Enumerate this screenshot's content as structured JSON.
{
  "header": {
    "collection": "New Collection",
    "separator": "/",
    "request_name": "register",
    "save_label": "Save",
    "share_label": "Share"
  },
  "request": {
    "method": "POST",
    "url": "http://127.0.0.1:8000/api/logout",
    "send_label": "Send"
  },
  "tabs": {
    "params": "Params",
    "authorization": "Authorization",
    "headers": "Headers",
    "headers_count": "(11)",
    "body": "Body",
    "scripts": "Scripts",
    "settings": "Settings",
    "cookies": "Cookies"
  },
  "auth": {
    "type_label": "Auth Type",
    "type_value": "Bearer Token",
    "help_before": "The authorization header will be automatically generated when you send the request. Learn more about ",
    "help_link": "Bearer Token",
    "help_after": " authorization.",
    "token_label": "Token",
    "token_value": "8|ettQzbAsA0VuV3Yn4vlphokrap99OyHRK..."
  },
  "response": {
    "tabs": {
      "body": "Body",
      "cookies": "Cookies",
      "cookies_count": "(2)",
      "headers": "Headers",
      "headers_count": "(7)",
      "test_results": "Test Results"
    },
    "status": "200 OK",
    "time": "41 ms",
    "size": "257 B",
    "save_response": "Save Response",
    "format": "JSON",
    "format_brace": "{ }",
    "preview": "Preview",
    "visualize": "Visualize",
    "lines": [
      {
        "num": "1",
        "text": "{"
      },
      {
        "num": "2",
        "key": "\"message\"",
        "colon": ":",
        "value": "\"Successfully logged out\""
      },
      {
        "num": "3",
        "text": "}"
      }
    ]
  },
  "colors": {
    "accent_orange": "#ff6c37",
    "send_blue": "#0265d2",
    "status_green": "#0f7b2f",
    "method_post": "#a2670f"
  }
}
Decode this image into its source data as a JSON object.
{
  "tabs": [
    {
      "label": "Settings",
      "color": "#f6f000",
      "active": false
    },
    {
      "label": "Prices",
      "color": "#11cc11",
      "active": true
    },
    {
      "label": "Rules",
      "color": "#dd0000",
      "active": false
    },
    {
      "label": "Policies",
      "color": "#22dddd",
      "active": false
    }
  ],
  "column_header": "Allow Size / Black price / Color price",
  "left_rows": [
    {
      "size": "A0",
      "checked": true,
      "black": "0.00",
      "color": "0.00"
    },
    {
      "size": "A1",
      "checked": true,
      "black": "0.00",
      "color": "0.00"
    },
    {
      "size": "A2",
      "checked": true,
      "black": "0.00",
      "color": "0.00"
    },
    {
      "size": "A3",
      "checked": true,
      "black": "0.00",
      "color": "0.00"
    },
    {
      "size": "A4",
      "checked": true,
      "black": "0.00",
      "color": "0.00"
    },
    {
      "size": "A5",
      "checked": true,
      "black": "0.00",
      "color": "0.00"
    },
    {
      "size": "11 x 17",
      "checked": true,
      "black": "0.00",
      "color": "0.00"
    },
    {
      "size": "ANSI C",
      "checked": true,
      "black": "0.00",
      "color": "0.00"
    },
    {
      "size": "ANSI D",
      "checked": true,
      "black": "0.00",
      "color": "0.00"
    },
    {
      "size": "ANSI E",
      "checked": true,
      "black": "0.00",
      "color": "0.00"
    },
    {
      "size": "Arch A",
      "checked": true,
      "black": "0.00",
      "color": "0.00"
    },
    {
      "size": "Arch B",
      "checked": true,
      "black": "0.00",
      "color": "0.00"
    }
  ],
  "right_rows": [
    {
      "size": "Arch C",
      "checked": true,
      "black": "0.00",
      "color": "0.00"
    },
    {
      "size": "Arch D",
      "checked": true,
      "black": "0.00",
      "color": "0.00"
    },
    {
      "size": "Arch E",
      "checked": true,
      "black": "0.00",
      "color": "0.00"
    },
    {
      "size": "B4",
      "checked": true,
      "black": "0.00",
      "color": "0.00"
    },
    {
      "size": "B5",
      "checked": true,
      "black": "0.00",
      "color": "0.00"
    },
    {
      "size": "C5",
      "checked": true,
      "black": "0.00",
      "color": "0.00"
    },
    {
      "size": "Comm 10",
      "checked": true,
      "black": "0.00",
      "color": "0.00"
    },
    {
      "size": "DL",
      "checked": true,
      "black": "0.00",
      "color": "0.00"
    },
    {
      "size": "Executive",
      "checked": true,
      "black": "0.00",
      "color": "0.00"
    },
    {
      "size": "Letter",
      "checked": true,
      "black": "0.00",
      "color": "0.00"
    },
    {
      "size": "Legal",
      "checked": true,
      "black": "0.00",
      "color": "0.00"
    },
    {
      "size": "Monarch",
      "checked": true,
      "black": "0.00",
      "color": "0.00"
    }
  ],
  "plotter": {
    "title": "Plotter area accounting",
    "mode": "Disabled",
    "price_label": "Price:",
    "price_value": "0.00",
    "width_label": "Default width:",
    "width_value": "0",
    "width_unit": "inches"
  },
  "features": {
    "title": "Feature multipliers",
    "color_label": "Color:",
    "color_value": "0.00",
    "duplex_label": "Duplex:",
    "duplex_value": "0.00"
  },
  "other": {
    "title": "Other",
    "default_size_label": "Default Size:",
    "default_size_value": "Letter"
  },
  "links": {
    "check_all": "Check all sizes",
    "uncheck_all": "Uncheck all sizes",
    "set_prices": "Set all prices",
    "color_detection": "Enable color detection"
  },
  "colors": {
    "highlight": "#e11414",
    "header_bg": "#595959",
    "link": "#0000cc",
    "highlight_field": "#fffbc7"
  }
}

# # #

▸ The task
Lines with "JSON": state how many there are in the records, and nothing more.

▸ Result of the task
3